Despite international concerns that Turkmen authorities are underplaying the threat of the COVID-19.
Turkmenistan is rebooting its football season on Sunday, with fans flocking back to stadiums in one of the few countries yet to declare a case of coronavirus.
The reclusive Central Asian state followed other countries around the world when it suspended its eight-team league in March just three games into the season.
The national football federation cited recommendations by the health ministry and the World Health Organisation for preventing the spread of the illness.
A month later, and despite international concerns that Turkmen authorities are underplaying the threat of the virus, football is returning, with supporters only too happy to follow the action from the stands.
“Joy boosts our immunity,” joked Ashir Yusupov, a 34-year-old entrepreneur.
He said he would be watching reigning champions Altyn Asyr take on early table-toppers Kopetdag in the capital Ashgabat on Sunday.
Yusupov said he had no fear of crowded places, despite being aware of bans on sports events in other countries.
“We have no coronavirus, so why not restart our league?” he asked.
Resisting suspension professional leagues
Three ex-Soviet states have bucked the global trend for suspending professional leagues: Turkmenistan, Tajikistan and Belarus.
Global interest in the Belarusian league has surged on the back of its decision, while the Tajikistan’s Super Cup final earlier this month attracted a curious multi-lingual online following.
But Belarus, which has confirmed 4,779 coronavirus cases, has been strongly criticised for allowing fans to attend games.
Tajikistan has begun its season with matches held behind closed doors, even as its authoritarian government, like that of Turkmenistan, continues to insist there are no cases in the country.
Ashgabat-based Altyn Asyr, whose name translates as “Golden Age”, won the Turkmen title last year.
Victory against Kopetdag would take it top of the table, with other teams set to play on Monday.
Vepa, a 20-year-old student, said he “never misses a game” and will go to the match on Sunday despite not supporting either team.
His club is Ahal, who represent the region outside Ashgabat from where the family of President Gurbanguly Berdymukhamedov and much of the political elite hail.
Vepa said he was not sure Ahal can mount a serious title challenge but he has high hopes for new signing Elman Tagayev, a 30-year-old midfielder who has returned from a stint with a club in neighbouring Uzbekistan.
“His game is dynamic and beautiful,” said Vepa, who did not give his second name.
‘Impregnable fortress of the motherland’

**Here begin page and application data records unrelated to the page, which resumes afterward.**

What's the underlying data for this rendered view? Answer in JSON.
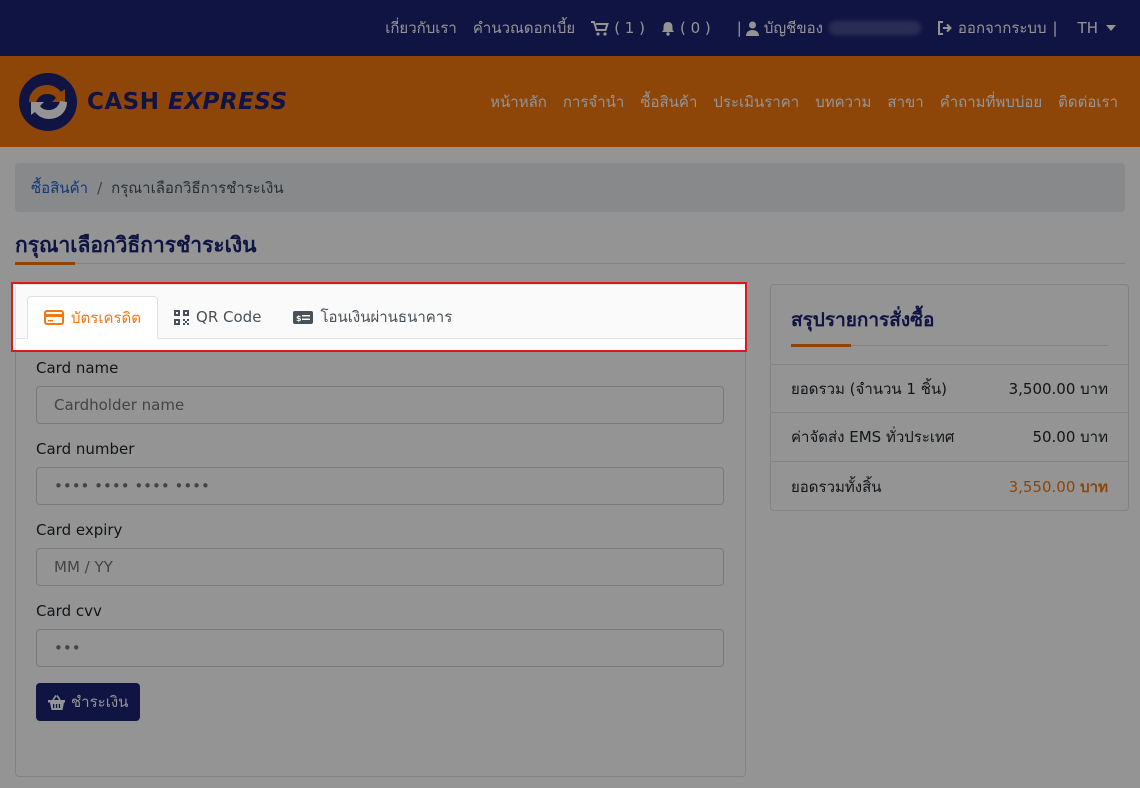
{
  "topbar": {
    "about": "เกี่ยวกับเรา",
    "calculator": "คำนวณดอกเบี้ย",
    "cart_count": "( 1 )",
    "notify_count": "( 0 )",
    "account_label": "บัญชีของ",
    "logout": "ออกจากระบบ",
    "lang": "TH"
  },
  "brand": {
    "cash": "CASH",
    "express": "EXPRESS"
  },
  "nav": [
    "หน้าหลัก",
    "การจำนำ",
    "ซื้อสินค้า",
    "ประเมินราคา",
    "บทความ",
    "สาขา",
    "คำถามที่พบบ่อย",
    "ติดต่อเรา"
  ],
  "breadcrumb": {
    "parent": "ซื้อสินค้า",
    "current": "กรุณาเลือกวิธีการชำระเงิน"
  },
  "page_title": "กรุณาเลือกวิธีการชำระเงิน",
  "tabs": [
    {
      "label": "บัตรเครดิต",
      "icon": "credit-card-icon",
      "active": true
    },
    {
      "label": "QR Code",
      "icon": "qrcode-icon",
      "active": false
    },
    {
      "label": "โอนเงินผ่านธนาคาร",
      "icon": "money-transfer-icon",
      "active": false
    }
  ],
  "form": {
    "card_name": {
      "label": "Card name",
      "placeholder": "Cardholder name"
    },
    "card_number": {
      "label": "Card number",
      "placeholder": "•••• •••• •••• ••••"
    },
    "card_expiry": {
      "label": "Card expiry",
      "placeholder": "MM / YY"
    },
    "card_cvv": {
      "label": "Card cvv",
      "placeholder": "•••"
    },
    "pay_button": "ชำระเงิน"
  },
  "summary": {
    "title": "สรุปรายการสั่งซื้อ",
    "rows": [
      {
        "label": "ยอดรวม (จำนวน 1 ชิ้น)",
        "value": "3,500.00 บาท"
      },
      {
        "label": "ค่าจัดส่ง EMS ทั่วประเทศ",
        "value": "50.00 บาท"
      },
      {
        "label": "ยอดรวมทั้งสิ้น",
        "amount": "3,550.00",
        "unit": "บาท"
      }
    ]
  },
  "colors": {
    "navy": "#1d2373",
    "orange": "#f5770f",
    "highlight": "#e0181c"
  }
}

Even during Soviet times Turkmenistan was no footballing powerhouse, and the sport is not among those promoted by sports-mad Berdymukhamedov.
On World Health Day on April 7, the president was shown on state television riding a horse and a bicycle as state employees engaged in mass exercise sessions across the country.

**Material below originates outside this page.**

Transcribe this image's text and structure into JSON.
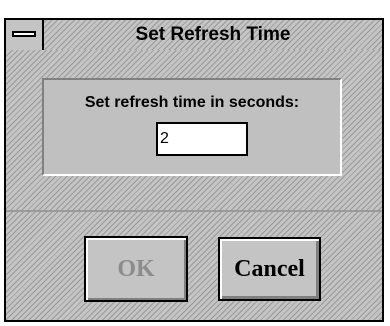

Such large public events have prompted observers to question how seriously the government is taking the pandemic.
Since then, Berdymukhamedov has ordered officials to ramp up efforts to detect any cases and prevent the virus spreading.
The president is known as the nation’s Arkadag, or “Protector.” State media has stressed the importance of his leadership in the pandemic.
In a poem published in state newspapers on Friday, the president’s favourite poet Gozel Shagulyyeva praised him as “the impregnable fortress of the motherland.” “Protector, you are watching over (our) health,” Shagulyyeva wrote.